“It’s funny when you bring people who have no experience working behind the bar. If you have an 18-year-old you’ll spend half your life teaching them to clean up after themselves, whereas Adrian has good experience on the other side of the bar, and he actually cares, which means you hardly need to train him at all.”
Wilson also enlisted the help of the former Convention Centre’s executive chef, Uwe Habermehl, to create the food menu, including Cammeray Craft’s signature dish. The maple-glazed boneless rib burger tastes as good as you would expect.
I ask Wilson if putting the stand-out rib burger at the top of the menu was a deliberate choice.
“Menu engineering is one of those funny things,” he says.
“The boneless rib burger is one we should put towards the back of the menu because we know we’re going to sell a bucketload of them,” (the evening I interviewed Wilson saw a table of five patrons all order the burger) “but it just makes it very easy for us at the start to go ‘here’s our signature dish, try that’.”
Despite Wilson’s optimism, he gives no sign of resting on his laurels yet. The key challenge for him is in raising awareness that Cammeray Craft is a restaurant as well as a bar, and he has some plans for events to get people in.
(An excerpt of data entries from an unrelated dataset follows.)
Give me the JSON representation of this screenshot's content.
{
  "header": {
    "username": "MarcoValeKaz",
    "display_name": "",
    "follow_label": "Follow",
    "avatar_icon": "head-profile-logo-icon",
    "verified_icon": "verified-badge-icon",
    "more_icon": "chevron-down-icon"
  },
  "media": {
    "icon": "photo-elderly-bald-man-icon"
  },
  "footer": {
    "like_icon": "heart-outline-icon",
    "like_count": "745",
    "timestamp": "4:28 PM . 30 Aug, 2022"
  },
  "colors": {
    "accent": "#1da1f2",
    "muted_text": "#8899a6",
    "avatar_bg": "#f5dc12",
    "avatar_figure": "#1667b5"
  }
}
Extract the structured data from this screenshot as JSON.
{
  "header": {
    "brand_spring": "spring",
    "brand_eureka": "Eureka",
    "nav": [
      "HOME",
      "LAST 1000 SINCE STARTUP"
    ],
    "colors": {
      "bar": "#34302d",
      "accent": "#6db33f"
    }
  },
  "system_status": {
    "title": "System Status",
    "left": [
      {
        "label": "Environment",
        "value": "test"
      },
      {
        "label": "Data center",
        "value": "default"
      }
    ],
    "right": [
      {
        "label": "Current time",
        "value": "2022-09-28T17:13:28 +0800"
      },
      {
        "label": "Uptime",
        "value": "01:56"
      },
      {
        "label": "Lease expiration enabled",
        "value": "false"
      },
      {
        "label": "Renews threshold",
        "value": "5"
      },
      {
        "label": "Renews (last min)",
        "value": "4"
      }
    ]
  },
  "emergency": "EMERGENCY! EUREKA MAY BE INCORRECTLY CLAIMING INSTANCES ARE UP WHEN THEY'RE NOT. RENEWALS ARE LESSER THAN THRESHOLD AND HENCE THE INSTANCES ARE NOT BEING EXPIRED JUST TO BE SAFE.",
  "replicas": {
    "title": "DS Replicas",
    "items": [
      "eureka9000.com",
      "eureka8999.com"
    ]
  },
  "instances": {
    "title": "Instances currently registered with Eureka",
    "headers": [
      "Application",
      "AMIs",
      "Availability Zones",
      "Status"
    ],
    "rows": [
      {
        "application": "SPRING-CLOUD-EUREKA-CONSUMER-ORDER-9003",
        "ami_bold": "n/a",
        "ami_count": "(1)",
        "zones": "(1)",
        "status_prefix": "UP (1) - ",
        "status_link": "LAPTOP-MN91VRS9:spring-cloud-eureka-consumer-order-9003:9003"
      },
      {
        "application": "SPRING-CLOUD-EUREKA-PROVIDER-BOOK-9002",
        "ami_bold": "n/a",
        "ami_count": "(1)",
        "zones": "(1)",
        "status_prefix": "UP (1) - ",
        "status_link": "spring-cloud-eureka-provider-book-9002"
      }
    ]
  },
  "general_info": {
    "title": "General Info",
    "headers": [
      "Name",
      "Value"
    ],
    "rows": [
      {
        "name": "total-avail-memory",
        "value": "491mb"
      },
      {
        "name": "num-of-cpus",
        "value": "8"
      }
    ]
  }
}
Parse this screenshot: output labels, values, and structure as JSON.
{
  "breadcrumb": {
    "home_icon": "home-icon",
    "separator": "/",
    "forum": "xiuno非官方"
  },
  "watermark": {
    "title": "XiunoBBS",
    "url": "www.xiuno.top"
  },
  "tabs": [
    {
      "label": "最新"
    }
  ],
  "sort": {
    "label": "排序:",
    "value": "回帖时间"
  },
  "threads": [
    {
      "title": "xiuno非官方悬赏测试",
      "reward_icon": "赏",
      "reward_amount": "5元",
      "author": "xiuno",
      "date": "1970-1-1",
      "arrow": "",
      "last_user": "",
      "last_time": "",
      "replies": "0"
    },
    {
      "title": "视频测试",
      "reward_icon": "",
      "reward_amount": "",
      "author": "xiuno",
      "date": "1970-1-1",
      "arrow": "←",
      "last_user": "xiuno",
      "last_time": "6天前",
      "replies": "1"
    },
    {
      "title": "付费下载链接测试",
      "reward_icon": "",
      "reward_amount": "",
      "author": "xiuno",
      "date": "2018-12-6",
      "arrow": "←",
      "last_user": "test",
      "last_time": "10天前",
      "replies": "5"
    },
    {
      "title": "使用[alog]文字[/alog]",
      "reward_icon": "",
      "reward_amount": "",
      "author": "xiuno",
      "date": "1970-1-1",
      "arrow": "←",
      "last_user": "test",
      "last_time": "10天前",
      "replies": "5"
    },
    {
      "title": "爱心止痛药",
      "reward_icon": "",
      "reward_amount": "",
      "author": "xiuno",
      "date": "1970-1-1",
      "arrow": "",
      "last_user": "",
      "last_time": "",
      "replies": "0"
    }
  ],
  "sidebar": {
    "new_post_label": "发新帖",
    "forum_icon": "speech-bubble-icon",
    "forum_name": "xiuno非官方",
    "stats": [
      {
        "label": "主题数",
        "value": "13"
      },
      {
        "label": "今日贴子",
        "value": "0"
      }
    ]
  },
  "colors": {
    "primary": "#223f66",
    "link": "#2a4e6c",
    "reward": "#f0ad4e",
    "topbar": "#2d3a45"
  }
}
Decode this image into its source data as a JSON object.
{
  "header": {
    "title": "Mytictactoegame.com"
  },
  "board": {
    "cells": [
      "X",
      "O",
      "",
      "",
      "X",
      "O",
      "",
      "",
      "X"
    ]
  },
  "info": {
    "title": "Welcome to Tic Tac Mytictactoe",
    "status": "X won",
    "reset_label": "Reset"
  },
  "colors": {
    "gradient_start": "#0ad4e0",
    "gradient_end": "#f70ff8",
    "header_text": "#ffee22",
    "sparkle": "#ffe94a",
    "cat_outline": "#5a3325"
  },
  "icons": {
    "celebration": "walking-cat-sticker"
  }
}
“The place splits nicely into two for dinners. You can have 24 sitting one side or 33 the other side and still be running the restaurant as usual. The next couple of months we’re hoping to do an event with Two Metre Tall [brewery]. I’ll probably do a beer event like that first Thursday of every month, and we’ll do that ourselves whereas other people can do their own events as well.”
“We’ll also do a beer degustation menu, five different courses matched with five different beers, or we can do five different wines or five different other drinks. So I’m thinking that’s something that will get more people into the restaurant.”
“The biggest thing is to get people walking past on the street, to make sure they see that there’s a restaurant here.”
I started this piece calling Cammeray Craft a happy ending to a hard luck tale. While the story obviously continues as the work goes on to build the business, for lovers of good food, good wine and of course good beer, Cammeray Craft is certainly a good place to end up.